[Data about app and page elements]
━━━━━━━━━━━━━━━━━━━━

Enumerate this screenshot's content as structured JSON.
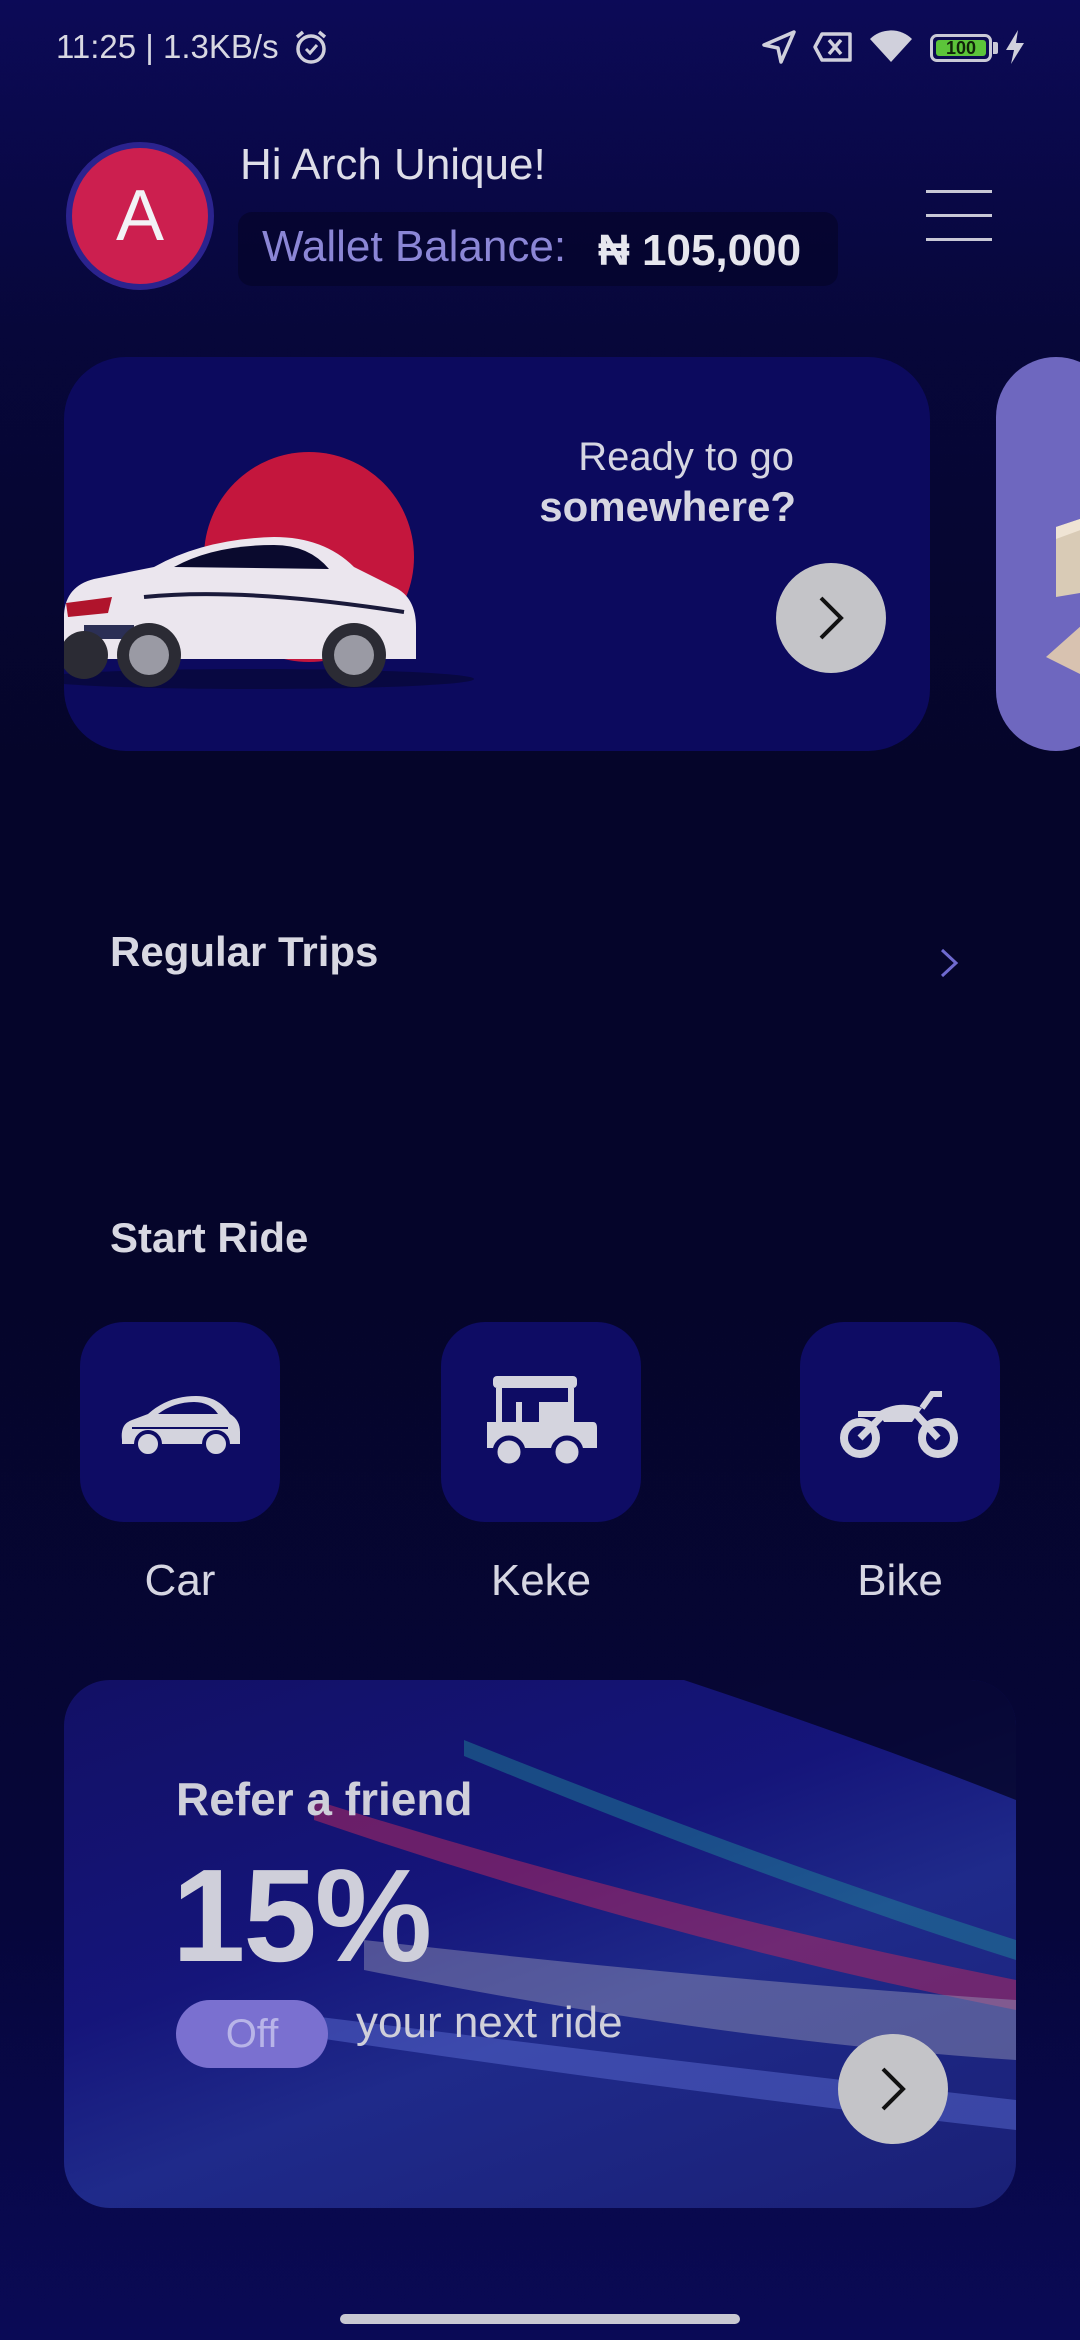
{
  "status_bar": {
    "time_speed": "11:25 | 1.3KB/s",
    "battery": "100",
    "icons": [
      "alarm-icon",
      "location-arrow-icon",
      "sim-off-icon",
      "wifi-icon",
      "battery-icon",
      "charging-icon"
    ]
  },
  "header": {
    "avatar_initial": "A",
    "greeting": "Hi Arch Unique!",
    "wallet_label": "Wallet Balance:",
    "wallet_amount": "₦ 105,000",
    "menu_icon": "hamburger-menu-icon"
  },
  "promo": {
    "line1": "Ready to go",
    "line2": "somewhere?",
    "image": "car-illustration",
    "button_icon": "chevron-right-icon"
  },
  "regular_trips": {
    "title": "Regular Trips",
    "icon": "chevron-right-icon"
  },
  "start_ride": {
    "title": "Start Ride",
    "options": [
      {
        "label": "Car",
        "icon": "car-icon"
      },
      {
        "label": "Keke",
        "icon": "keke-icon"
      },
      {
        "label": "Bike",
        "icon": "motorbike-icon"
      }
    ]
  },
  "refer": {
    "subtitle": "Refer a friend",
    "percent": "15%",
    "badge": "Off",
    "text": "your next ride",
    "button_icon": "chevron-right-icon"
  },
  "colors": {
    "background": "#05052a",
    "card": "#0c0a5e",
    "avatar": "#cc1f4f",
    "accent_circle": "#c4163d",
    "off_pill": "#7a70d0"
  }
}
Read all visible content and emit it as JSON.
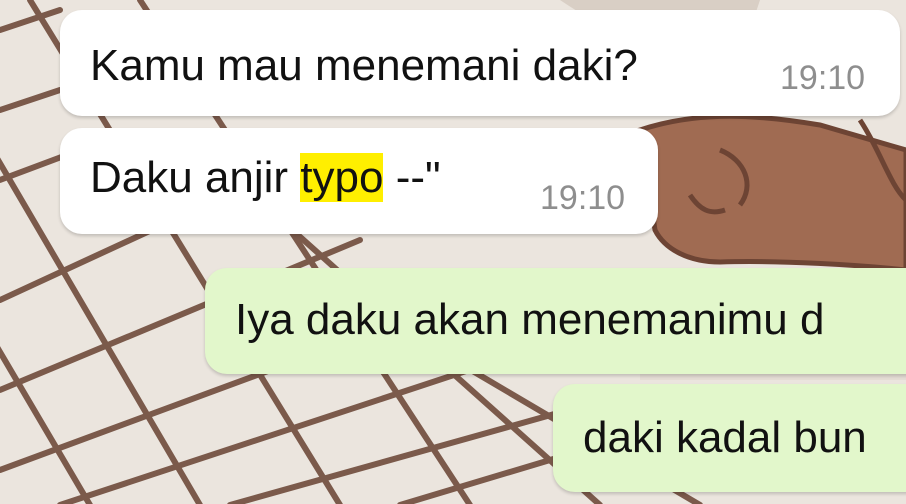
{
  "conversation": {
    "messages": [
      {
        "direction": "incoming",
        "text": "Kamu mau menemani daki?",
        "time": "19:10"
      },
      {
        "direction": "incoming",
        "text_before": "Daku anjir ",
        "text_highlight": "typo",
        "text_after": " --\"",
        "time": "19:10"
      },
      {
        "direction": "outgoing",
        "text": "Iya daku akan menemanimu d"
      },
      {
        "direction": "outgoing",
        "text": "daki kadal bun"
      }
    ]
  },
  "colors": {
    "incoming_bubble": "#ffffff",
    "outgoing_bubble": "#e2f7cb",
    "highlight": "#ffef00",
    "timestamp": "#8e8e8e",
    "wallpaper_line": "#7a5a4a"
  }
}
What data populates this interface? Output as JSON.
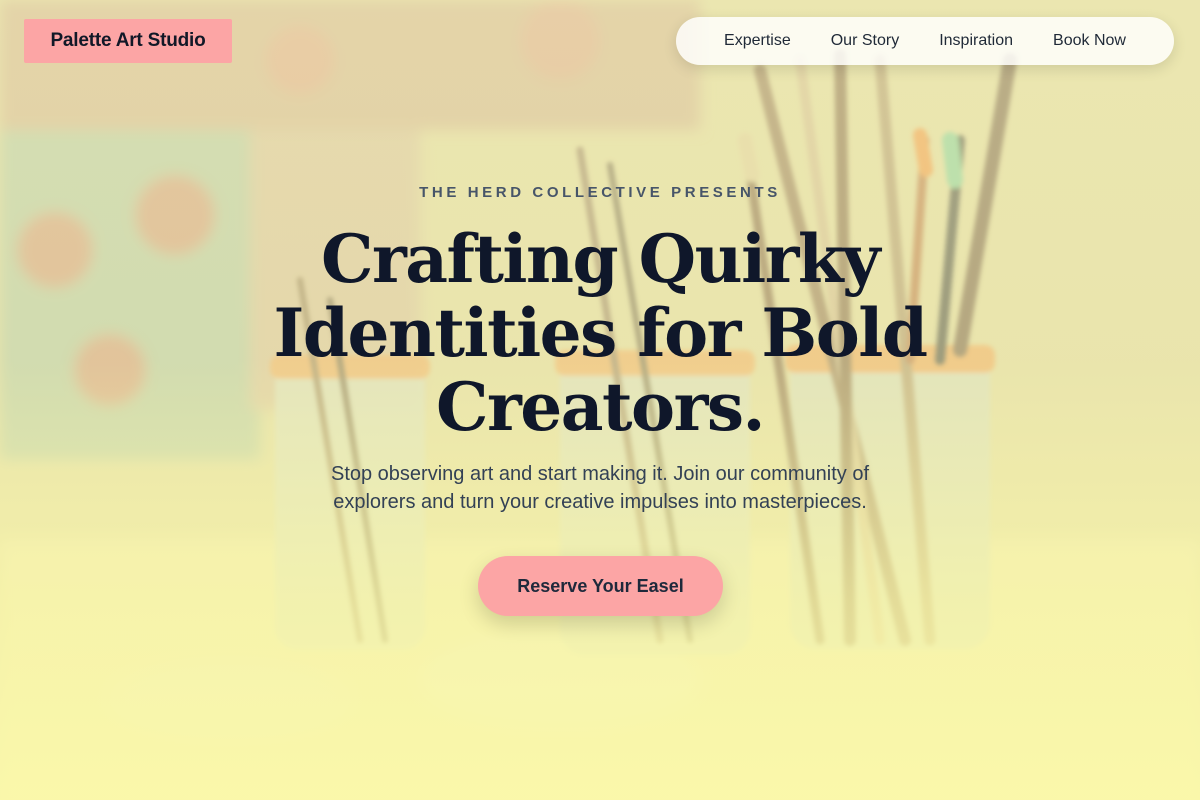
{
  "brand": {
    "name": "Palette Art Studio"
  },
  "nav": {
    "items": [
      {
        "label": "Expertise"
      },
      {
        "label": "Our Story"
      },
      {
        "label": "Inspiration"
      },
      {
        "label": "Book Now"
      }
    ]
  },
  "hero": {
    "kicker": "THE HERD COLLECTIVE PRESENTS",
    "headline": "Crafting Quirky Identities for Bold Creators.",
    "subtitle": "Stop observing art and start making it. Join our community of explorers and turn your creative impulses into masterpieces.",
    "cta_label": "Reserve Your Easel",
    "background": "paint-brushes-in-jars-photo"
  },
  "colors": {
    "accent": "#fca5a5",
    "overlay": "#f7f2a8",
    "heading": "#0f172a",
    "body": "#334155"
  }
}
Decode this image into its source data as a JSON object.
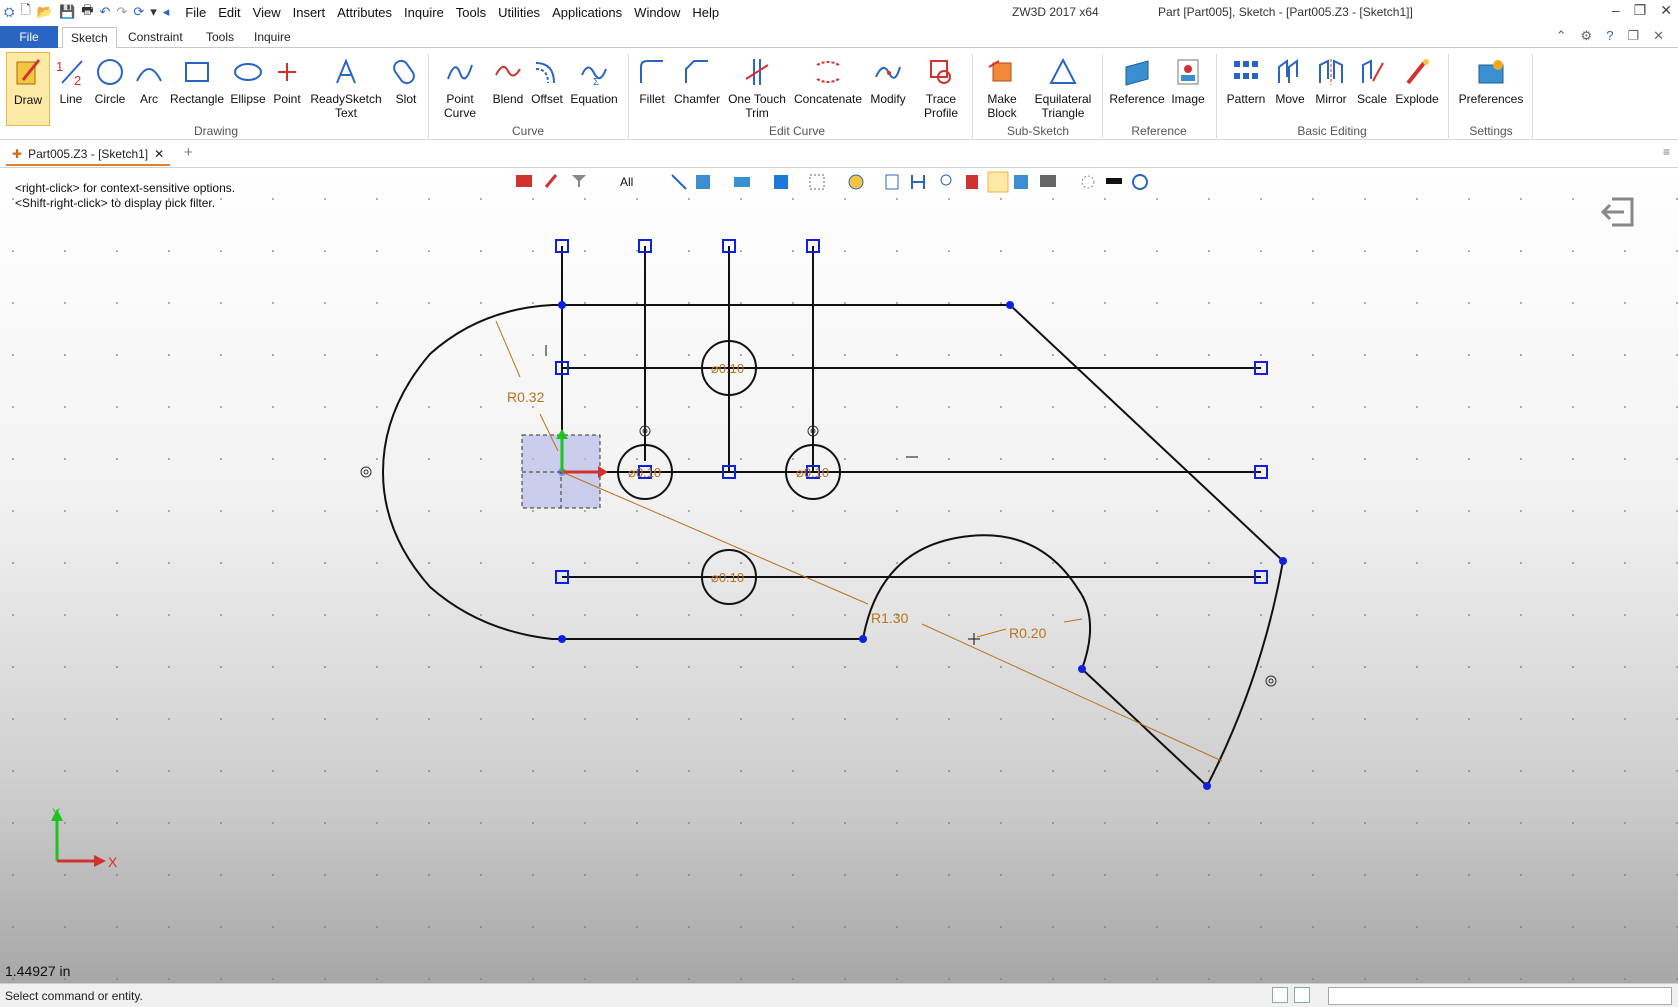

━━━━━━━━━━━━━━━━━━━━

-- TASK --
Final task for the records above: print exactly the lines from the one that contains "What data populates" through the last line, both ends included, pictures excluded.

-- WRITTEN RESPONSE --
What data populates this interface? Output as JSON.
{
  "brand": {
    "name": "Palette Art Studio"
  },
  "nav": {
    "items": [
      {
        "label": "Expertise"
      },
      {
        "label": "Our Story"
      },
      {
        "label": "Inspiration"
      },
      {
        "label": "Book Now"
      }
    ]
  },
  "hero": {
    "kicker": "THE HERD COLLECTIVE PRESENTS",
    "headline": "Crafting Quirky Identities for Bold Creators.",
    "subtitle": "Stop observing art and start making it. Join our community of explorers and turn your creative impulses into masterpieces.",
    "cta_label": "Reserve Your Easel",
    "background": "paint-brushes-in-jars-photo"
  },
  "colors": {
    "accent": "#fca5a5",
    "overlay": "#f7f2a8",
    "heading": "#0f172a",
    "body": "#334155"
  }
}
Decode this image into its source data as a JSON object.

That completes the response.